MOLINE, Ill. — It took lawmakers until the early hours before they passed a new Illinois State Budget.
It's not unusual.

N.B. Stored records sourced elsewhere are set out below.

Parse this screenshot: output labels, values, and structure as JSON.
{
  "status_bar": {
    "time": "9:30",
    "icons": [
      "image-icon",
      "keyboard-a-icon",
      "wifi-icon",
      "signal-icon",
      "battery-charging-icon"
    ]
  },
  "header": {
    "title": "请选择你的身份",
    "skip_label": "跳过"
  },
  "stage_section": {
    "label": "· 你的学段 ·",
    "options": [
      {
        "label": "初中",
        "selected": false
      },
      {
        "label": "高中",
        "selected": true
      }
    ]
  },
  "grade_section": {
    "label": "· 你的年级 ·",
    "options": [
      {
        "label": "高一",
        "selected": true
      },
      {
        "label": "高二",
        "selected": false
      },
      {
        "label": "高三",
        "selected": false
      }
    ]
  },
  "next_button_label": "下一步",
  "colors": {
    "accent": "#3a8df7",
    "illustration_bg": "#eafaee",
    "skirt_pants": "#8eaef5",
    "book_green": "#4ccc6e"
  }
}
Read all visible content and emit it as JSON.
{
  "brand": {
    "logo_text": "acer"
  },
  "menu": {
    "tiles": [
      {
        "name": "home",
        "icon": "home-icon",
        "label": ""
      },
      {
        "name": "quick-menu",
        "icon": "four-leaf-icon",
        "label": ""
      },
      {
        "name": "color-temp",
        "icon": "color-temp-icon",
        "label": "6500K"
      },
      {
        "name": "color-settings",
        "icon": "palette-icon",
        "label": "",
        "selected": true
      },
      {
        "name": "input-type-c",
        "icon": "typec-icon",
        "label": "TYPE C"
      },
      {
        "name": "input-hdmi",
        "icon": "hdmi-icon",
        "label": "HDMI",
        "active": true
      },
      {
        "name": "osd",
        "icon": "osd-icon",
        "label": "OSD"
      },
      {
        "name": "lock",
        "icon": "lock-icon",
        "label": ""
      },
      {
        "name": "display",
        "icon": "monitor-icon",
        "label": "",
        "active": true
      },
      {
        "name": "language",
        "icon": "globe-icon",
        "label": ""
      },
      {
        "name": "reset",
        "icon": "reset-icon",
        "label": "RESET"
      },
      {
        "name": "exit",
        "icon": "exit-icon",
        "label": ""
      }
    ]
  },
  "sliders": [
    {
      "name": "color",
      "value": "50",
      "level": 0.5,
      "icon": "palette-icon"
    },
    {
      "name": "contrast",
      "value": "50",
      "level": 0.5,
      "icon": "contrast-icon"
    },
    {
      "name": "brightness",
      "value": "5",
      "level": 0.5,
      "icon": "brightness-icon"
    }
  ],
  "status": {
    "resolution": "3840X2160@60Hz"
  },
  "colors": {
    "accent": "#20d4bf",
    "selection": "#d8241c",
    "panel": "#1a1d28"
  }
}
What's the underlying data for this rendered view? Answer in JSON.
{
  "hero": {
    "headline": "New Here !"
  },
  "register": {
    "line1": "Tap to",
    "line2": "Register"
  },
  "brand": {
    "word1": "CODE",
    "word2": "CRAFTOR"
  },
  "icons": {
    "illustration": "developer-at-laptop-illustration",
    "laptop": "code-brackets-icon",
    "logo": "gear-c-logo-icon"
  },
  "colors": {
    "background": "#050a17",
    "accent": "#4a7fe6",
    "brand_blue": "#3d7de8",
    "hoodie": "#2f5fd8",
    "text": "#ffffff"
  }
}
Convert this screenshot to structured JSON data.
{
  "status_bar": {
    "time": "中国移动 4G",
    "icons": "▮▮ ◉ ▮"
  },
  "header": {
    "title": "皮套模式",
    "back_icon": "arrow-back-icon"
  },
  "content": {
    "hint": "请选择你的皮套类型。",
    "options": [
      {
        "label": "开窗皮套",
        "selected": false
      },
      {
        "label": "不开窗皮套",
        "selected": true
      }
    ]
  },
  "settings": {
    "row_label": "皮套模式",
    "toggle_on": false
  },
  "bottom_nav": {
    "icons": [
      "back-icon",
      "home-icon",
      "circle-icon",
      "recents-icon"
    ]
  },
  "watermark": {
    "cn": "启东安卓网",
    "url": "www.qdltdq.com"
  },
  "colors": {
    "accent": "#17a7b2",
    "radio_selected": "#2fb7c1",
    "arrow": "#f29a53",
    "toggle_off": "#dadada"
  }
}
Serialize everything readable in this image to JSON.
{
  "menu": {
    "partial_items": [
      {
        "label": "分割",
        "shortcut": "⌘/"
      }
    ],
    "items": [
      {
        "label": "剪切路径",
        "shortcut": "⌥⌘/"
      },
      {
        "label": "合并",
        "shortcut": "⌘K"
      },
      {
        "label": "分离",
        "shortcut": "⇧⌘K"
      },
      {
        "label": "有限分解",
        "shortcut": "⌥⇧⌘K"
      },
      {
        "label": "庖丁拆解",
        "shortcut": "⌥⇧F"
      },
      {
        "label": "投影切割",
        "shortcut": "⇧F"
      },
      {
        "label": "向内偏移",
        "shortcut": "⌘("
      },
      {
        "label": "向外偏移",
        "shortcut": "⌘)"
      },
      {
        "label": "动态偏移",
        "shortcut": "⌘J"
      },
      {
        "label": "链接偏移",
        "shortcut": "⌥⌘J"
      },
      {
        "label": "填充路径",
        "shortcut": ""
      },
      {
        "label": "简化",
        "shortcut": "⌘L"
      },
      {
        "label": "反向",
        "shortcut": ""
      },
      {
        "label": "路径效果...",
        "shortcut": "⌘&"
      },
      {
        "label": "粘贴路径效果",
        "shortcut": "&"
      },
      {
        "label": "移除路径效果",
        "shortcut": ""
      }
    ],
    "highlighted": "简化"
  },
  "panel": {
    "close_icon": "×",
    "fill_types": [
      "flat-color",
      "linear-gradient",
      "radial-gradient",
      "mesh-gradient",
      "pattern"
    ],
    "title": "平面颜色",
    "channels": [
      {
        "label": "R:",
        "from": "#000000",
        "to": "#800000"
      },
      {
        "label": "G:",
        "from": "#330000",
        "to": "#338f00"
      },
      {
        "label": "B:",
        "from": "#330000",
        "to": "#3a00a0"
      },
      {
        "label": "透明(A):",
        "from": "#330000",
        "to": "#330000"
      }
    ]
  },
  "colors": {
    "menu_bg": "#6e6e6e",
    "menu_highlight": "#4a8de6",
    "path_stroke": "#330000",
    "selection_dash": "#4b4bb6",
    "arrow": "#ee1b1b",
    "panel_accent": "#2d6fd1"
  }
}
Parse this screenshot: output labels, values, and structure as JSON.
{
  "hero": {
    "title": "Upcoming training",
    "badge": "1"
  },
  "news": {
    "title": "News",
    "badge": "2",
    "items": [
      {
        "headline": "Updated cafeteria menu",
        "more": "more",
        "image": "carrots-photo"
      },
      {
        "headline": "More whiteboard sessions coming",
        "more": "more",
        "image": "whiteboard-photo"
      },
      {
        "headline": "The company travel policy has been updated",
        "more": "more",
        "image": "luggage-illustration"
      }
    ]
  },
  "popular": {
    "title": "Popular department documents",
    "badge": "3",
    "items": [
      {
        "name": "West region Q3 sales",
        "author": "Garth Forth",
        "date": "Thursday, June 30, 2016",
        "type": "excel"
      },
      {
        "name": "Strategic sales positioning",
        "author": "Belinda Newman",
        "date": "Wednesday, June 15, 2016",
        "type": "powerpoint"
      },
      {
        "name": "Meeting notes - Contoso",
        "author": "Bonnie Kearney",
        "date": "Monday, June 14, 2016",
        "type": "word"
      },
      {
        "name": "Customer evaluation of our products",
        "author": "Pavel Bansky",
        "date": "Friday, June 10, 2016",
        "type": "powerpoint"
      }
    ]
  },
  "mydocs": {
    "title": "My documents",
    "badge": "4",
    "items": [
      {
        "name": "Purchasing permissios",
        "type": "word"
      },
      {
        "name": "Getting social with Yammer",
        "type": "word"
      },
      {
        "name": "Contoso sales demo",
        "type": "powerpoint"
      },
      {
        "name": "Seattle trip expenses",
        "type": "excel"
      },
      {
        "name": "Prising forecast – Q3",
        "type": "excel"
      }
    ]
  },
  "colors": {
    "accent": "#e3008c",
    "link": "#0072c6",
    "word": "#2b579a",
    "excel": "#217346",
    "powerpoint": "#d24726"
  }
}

It usually comes down to the 11th hour, if not later.
And once the budget was approved by the Democrat's supermajority in both houses of the General Assembly, candidates from both parties are campaigning either for or against the sweeping changes and priorities packed inside the 3,400-page, $46.5 billion fiscal plan.
"These are election-year gimmicks and election-year gains," said State Sen. Win Stoller, the Peoria Republican whose district includes parts of Henry, Mercer, Knox, and seven other area counties.
The short-term relief includes freezing the motor fuel tax's planned 2022 increase until later this year, suspending the 1% sales tax on just groceries for a year and a one-time property tax income tax credit rebate check.
That rebate is welcomed by Republicans, but Stoller said it pales in comparison to salary increases awarded to lawmakers.
"Now, we do not deserve an increase while the citizens of Illinois are struggling from inflation," Stoller said on News 8 THIS WEEK with Jim Mertens. "Yeah, we gave them $50 checks while we gave ourselves $2,800."
You can listen to our entire interview with State Sen. Win Stoller on THE CITIES PODCAST.
Democrats say the state budget helps people across the state.
"We’ve achieved our state’s strongest fiscal position in generations, and we prioritized the education, public safety, health and welfare of the residents of Illinois," said Gov. J.B. Pritzker.
"This budget is fiscally and socially responsible," Illinois Democratic House Speaker Chris Welch said. "And it responds to the needs of the people."
But Republicans say Democrats are buying votes with money coming from federal COVID relief and increased tax revenues being generated by higher prices due to inflation.
"We are in an inflation-induced sugar high right now," said Republican Floor Leader State Rep. Mark Batinick.
Republicans point to the state's use of federal COVID monies that could have fully paid the state's Unemployment Insurance Trust Fund debt.
"We had all the money that we needed to solve this problem," Stoller said. "We were given $8.1 billion in ARPA funds, those are the federal bail-out money, and we were given all the money we needed but instead of using it to solve this problem."
"The Democrats and the Governor spent it on all kinds of pork projects," he added.
Watch "News 8 THIS WEEK with Jim Mertens" Sunday mornings at 10 on WQAD News 8.